PROBLEM REQUIREMENTS >>
Pull every line with "icon" from the data.

INFORMATION >>
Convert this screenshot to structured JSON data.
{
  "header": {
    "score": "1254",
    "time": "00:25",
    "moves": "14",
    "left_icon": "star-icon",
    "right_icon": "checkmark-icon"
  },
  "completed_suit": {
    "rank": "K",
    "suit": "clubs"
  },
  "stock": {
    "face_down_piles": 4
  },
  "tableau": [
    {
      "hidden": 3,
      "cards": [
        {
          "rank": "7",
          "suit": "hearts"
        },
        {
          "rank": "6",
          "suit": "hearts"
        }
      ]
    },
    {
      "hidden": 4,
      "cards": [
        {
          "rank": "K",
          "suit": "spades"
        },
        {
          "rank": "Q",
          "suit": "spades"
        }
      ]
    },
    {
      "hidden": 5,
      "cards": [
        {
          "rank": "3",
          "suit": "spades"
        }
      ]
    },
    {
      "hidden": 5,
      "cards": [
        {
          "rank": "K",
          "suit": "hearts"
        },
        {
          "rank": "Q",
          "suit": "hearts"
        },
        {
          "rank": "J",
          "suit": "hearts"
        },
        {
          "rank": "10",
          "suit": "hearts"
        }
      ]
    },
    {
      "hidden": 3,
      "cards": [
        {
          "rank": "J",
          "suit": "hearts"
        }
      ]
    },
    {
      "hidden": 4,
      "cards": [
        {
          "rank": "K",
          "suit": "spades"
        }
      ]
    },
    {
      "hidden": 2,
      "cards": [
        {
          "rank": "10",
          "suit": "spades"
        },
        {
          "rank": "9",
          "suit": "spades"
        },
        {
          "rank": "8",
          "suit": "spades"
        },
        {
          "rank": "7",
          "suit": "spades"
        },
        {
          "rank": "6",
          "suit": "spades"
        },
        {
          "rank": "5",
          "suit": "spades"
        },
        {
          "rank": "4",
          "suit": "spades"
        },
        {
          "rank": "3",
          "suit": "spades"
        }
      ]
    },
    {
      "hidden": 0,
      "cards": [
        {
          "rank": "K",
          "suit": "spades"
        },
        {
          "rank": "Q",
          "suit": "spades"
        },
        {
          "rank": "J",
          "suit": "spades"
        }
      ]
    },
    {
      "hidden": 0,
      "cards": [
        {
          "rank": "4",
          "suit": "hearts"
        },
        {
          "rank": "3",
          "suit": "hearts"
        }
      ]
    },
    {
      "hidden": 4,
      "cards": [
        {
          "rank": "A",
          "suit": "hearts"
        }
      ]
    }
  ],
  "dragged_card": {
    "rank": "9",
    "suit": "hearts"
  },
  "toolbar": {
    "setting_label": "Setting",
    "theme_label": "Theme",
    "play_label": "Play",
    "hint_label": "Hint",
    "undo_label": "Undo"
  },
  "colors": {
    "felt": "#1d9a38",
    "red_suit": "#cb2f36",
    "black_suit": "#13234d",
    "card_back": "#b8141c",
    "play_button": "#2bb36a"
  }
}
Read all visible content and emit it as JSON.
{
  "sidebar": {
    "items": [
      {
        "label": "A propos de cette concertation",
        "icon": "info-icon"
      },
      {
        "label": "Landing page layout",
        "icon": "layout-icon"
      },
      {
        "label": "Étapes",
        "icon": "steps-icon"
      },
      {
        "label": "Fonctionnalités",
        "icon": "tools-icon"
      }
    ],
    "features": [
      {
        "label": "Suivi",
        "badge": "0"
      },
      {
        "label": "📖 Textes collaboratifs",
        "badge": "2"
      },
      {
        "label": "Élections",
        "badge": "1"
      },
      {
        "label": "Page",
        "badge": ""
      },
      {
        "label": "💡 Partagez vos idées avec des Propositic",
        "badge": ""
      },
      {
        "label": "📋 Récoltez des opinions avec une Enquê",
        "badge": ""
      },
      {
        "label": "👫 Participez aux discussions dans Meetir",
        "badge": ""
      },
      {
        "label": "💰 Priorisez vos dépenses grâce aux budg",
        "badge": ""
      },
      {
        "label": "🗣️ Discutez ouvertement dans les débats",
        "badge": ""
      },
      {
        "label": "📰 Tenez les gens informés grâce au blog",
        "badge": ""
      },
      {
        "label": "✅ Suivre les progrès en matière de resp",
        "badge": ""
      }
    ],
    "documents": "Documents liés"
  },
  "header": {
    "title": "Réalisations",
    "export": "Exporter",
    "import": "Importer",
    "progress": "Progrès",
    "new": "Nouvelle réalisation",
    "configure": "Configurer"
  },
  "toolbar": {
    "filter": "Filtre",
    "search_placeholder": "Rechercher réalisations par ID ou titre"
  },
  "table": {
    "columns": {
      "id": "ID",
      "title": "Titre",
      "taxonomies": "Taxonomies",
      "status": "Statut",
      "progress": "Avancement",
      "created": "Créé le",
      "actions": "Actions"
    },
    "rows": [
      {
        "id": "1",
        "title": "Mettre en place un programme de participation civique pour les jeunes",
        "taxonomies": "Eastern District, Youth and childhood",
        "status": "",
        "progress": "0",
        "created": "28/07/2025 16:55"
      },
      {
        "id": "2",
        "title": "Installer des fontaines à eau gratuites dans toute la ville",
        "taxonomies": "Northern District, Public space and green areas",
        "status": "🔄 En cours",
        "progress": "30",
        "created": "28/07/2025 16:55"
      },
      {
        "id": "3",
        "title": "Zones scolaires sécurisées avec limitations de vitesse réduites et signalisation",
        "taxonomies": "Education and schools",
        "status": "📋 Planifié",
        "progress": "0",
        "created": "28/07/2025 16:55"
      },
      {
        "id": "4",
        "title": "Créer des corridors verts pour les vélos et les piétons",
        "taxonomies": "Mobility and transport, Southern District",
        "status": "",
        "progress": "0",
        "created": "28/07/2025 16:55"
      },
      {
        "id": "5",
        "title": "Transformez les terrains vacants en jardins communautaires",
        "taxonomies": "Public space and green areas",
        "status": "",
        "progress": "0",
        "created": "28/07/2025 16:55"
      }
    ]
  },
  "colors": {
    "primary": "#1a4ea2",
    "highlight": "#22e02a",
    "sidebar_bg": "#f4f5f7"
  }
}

OUTPUT BELOW >>
    "left_icon": "star-icon",
    "right_icon": "checkmark-icon"
        "icon": "info-icon"
        "icon": "layout-icon"
        "icon": "steps-icon"
        "icon": "tools-icon"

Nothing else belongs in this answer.